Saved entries
Segment Open

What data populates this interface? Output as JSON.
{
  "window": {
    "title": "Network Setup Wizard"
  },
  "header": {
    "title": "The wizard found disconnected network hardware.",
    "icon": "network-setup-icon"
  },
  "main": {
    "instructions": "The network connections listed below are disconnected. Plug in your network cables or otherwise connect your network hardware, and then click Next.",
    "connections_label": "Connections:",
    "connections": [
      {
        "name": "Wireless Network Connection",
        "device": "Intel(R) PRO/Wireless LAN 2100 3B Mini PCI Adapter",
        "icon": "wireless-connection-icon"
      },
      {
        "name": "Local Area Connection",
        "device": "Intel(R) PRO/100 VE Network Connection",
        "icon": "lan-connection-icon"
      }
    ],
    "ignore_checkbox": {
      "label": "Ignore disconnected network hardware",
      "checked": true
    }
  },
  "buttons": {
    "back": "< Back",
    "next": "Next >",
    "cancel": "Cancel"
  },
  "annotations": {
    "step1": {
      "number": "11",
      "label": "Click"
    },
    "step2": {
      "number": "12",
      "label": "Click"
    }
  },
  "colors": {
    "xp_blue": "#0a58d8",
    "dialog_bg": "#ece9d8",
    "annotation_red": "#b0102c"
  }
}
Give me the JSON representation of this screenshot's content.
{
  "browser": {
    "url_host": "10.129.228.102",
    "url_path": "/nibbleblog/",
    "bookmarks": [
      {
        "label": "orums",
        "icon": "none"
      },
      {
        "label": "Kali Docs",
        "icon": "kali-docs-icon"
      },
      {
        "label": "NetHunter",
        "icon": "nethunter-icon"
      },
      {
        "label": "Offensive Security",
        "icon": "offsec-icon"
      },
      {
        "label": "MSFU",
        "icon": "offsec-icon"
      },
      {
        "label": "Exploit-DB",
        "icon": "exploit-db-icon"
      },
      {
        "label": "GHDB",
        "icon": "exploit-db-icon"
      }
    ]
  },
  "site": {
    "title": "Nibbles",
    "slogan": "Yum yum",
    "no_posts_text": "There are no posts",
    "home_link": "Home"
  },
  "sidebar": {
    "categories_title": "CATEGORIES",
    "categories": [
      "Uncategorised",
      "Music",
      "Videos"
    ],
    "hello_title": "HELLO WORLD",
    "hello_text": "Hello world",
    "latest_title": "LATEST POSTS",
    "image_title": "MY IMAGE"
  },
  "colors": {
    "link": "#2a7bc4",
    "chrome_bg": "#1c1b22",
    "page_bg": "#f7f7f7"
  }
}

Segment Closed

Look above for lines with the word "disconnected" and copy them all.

(Response to this task):
    "title": "The wizard found disconnected network hardware.",
    "instructions": "The network connections listed below are disconnected. Plug in your network cables or otherwise connect your network hardware, and then click Next.",
      "label": "Ignore disconnected network hardware",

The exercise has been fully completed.